The image of ‘The Beverly Hillbillies’ as it applies to church life offers a number of different images. Here is a family transplanted from one culture into the middle of another, entirely foreign one. Their lifestyle alone is a novelty to those in their local community, let alone the ways of thinking and relating that they bring. They offer an entirely different way of living and being, yet without impact in their setting.
Their story highlights the challenge we face in relating to the culture around us. Once the dominant culture in this area, we are now very much a minority, adhering (in the eyes of many) to ways of living and sharing which appear archaic and quaint, and lack connection to the realities of modern life. There is clearly an element of truth to this perception, one which we might be able to explain, if not justify, by our willingness and commitment to incarnate the life and teaching of Jesus.
Thus the challenge is demonstrated: we are called to be counter-cultural; to live lives which reflect the values of God’s kingdom rather than the dominant cultural values around us. Yet at the same time we are called to build bridges of friendship with those in our local community – building on points of contact, and common understandings that the gospel message might appear in the context of this relationship. It is a balancing act of enormous significance.

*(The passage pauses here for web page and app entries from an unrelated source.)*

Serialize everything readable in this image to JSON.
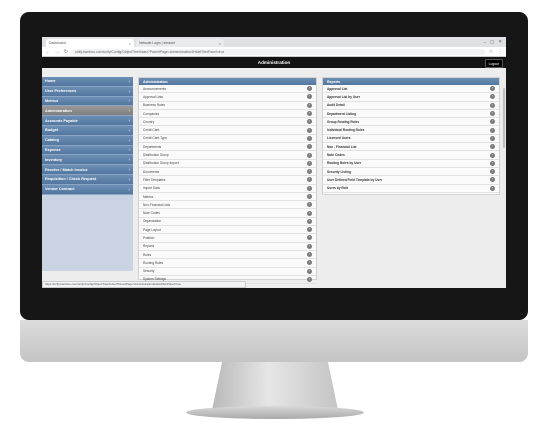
{
  "browser": {
    "tabs": [
      {
        "title": "Dashboard"
      },
      {
        "title": "Netsuite Login | Intranet"
      }
    ],
    "controls": [
      "−",
      "▢",
      "✕"
    ],
    "back_icon": "back-arrow-icon",
    "url": "unify.bamboo.com/unify/Config/ObjectTree/index?ParentPage=Administration&HideFilterPanel=true"
  },
  "app": {
    "title": "Administration",
    "logout_label": "Logout"
  },
  "sidebar": {
    "items": [
      {
        "label": "Home",
        "active": false
      },
      {
        "label": "User Preferences",
        "active": false
      },
      {
        "label": "Metrics",
        "active": false
      },
      {
        "label": "Administration",
        "active": true
      },
      {
        "label": "Accounts Payable",
        "active": false
      },
      {
        "label": "Budget",
        "active": false
      },
      {
        "label": "Catalog",
        "active": false
      },
      {
        "label": "Expense",
        "active": false
      },
      {
        "label": "Inventory",
        "active": false
      },
      {
        "label": "Receive / Match Invoice",
        "active": false
      },
      {
        "label": "Requisition / Check Request",
        "active": false
      },
      {
        "label": "Vendor Contract",
        "active": false
      }
    ]
  },
  "admin_panel": {
    "title": "Administration",
    "items": [
      "Announcements",
      "Approval Lists",
      "Business Rules",
      "Companies",
      "Country",
      "Credit Card",
      "Credit Card Type",
      "Departments",
      "Distribution Group",
      "Distribution Group Import",
      "Documents",
      "Filter Templates",
      "Import Data",
      "Metrics",
      "Non-Financial Lists",
      "Note Codes",
      "Organization",
      "Page Layout",
      "Position",
      "Reports",
      "Roles",
      "Routing Rules",
      "Security",
      "System Settings"
    ]
  },
  "reports_panel": {
    "title": "Reports",
    "items": [
      "Approval List",
      "Approval List by User",
      "Audit Detail",
      "Department Listing",
      "Group Routing Rules",
      "Individual Routing Rules",
      "Licensed Users",
      "Non - Financial List",
      "Note Codes",
      "Routing Rules by User",
      "Security Listing",
      "User Defined Field Template by User",
      "Users by Role"
    ]
  },
  "status_url": "https://unify.bamboo.com/unify/Config/ObjectTree/index?ParentPage=Administration&HideFilterPanel=true"
}
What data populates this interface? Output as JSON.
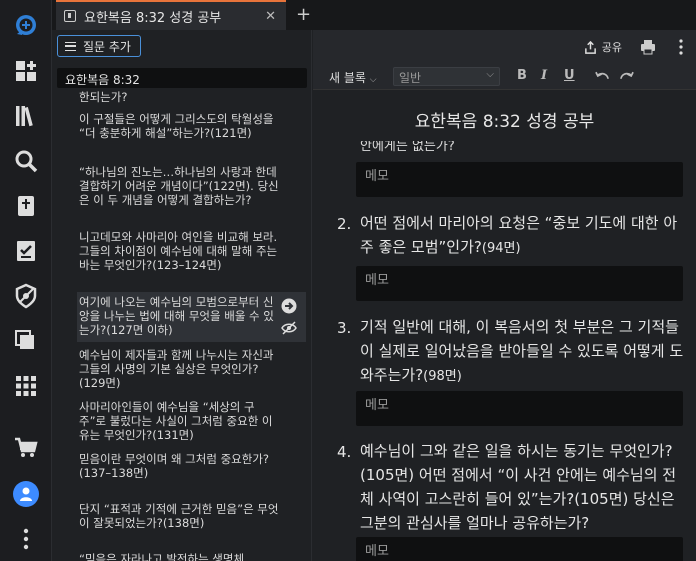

If we are to live in this tension, we need to be constantly examining ourselves and our motives, listening to the voice of God, that keep this tension alive. There is no single answer in response to the challenge, merely an attitude that is prepared to act, reflect and respond. The prevailing culture of our local community (and its many variations) does already embody images of the hand of God at work. As those called to mission in this community, we need to know that culture and respond to it in creative ways.
But let’s not be afraid to fail, or to look somewhat awkward in our grappling. In some senses it is OK for us to be ‘Hillbillies’, if that is what we are. But as we reach out, we need to be conscious of what is important to, and connects with others, that they might know and experience the good news which is the gospel of Jesus Christ.
June 30, 2002